§ What you are asked to do
When a line in the material contains the word "data", copy it.

[Start of section]

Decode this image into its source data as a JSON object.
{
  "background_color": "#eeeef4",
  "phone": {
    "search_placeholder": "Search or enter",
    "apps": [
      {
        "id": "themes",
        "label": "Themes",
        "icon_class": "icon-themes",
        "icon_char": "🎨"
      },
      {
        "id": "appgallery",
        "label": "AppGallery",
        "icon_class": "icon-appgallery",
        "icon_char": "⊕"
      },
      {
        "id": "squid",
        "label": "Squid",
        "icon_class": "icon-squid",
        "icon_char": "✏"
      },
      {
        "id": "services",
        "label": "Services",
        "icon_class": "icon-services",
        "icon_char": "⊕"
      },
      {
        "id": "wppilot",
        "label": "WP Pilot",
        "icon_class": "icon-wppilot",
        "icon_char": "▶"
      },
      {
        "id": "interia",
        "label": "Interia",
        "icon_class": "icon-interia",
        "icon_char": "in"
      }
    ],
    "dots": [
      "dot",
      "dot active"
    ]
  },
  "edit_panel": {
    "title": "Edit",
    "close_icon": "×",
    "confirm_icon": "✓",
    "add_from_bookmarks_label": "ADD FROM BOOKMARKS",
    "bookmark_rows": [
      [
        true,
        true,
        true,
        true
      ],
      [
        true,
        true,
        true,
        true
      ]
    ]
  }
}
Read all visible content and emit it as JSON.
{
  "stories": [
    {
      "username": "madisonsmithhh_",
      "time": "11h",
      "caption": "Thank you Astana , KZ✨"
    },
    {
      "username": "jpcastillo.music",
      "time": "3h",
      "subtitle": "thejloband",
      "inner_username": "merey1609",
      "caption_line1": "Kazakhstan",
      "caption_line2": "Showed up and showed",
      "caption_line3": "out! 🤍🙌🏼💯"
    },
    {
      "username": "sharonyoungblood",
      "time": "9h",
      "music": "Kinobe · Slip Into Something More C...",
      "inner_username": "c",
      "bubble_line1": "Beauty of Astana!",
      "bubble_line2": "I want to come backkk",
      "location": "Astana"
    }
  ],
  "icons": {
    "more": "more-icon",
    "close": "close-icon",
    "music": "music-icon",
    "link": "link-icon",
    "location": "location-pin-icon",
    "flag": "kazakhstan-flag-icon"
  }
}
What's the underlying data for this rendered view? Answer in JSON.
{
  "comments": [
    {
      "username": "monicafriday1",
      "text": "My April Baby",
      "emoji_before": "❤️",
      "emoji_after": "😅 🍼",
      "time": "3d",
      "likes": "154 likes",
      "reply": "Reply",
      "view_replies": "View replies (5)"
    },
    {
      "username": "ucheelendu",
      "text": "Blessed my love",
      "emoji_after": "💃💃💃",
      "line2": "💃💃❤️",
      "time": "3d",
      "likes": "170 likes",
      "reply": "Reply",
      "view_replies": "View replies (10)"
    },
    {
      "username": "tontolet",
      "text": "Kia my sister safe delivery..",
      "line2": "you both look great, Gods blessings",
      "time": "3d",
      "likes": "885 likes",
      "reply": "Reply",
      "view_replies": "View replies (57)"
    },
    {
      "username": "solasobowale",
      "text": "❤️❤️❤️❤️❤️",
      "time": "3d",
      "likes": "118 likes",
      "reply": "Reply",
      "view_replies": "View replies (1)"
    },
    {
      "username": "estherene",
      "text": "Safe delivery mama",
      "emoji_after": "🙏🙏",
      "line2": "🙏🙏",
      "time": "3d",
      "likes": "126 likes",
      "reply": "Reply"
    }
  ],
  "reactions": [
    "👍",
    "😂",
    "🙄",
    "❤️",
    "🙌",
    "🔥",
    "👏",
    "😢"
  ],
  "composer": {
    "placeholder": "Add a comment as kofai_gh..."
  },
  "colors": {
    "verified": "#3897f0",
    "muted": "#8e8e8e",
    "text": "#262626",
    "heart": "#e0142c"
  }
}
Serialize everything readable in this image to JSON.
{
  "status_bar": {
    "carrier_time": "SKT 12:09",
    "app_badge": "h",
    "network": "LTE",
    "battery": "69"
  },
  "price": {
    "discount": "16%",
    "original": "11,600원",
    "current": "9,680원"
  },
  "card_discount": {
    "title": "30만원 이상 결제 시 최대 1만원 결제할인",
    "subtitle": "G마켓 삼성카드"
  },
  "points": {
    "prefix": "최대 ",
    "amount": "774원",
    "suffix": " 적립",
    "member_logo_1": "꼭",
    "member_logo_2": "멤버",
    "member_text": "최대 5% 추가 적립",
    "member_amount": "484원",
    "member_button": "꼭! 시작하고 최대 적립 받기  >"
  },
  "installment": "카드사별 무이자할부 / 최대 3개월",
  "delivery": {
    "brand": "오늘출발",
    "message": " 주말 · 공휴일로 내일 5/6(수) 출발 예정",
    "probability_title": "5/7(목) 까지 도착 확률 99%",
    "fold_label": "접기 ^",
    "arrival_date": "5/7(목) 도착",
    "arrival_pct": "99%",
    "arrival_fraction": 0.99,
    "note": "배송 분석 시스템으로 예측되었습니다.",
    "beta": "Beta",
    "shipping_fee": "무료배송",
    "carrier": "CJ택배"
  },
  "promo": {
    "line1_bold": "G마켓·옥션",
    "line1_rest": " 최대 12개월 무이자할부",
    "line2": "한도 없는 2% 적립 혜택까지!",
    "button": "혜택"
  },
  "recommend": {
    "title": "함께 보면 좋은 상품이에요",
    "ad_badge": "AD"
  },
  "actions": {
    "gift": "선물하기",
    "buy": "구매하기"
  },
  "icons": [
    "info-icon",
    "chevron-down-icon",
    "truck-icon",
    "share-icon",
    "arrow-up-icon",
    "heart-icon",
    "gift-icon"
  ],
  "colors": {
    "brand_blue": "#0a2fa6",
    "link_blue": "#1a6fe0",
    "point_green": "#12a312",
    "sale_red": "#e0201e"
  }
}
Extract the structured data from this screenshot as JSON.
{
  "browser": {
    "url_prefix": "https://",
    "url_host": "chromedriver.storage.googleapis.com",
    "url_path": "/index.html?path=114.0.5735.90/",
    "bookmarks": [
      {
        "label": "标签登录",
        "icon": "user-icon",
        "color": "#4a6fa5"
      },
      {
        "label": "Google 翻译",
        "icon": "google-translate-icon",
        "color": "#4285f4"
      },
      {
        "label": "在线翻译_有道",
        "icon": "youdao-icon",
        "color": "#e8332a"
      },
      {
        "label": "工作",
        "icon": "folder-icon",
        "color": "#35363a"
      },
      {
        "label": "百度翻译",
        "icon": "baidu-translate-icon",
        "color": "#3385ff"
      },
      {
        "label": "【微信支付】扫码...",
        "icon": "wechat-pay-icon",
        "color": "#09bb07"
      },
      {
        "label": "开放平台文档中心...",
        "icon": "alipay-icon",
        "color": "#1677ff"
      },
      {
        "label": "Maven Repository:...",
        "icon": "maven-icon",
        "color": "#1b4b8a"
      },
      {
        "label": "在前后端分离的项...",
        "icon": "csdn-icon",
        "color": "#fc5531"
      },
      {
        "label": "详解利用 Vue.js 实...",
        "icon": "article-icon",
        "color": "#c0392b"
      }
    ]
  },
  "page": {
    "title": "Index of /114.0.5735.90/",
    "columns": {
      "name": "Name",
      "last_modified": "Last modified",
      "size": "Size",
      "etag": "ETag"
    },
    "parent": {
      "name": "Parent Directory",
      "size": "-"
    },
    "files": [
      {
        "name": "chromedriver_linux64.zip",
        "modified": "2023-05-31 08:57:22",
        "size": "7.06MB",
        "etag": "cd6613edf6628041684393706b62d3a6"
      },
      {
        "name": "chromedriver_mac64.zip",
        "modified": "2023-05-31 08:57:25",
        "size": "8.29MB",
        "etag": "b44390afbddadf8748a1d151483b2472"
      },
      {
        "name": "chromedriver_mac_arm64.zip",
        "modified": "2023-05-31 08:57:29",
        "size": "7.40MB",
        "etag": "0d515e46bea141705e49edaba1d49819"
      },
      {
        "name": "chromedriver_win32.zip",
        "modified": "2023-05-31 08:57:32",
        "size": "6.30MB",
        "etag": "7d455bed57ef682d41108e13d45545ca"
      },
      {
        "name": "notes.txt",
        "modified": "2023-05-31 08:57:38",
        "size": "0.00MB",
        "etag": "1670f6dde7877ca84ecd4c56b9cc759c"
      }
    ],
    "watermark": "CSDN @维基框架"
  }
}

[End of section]

§ The answer
Decode this image into its source data as a JSON object.
What's the underlying data for this rendered view? Answer in JSON.
Extract the structured data from this screenshot as JSON.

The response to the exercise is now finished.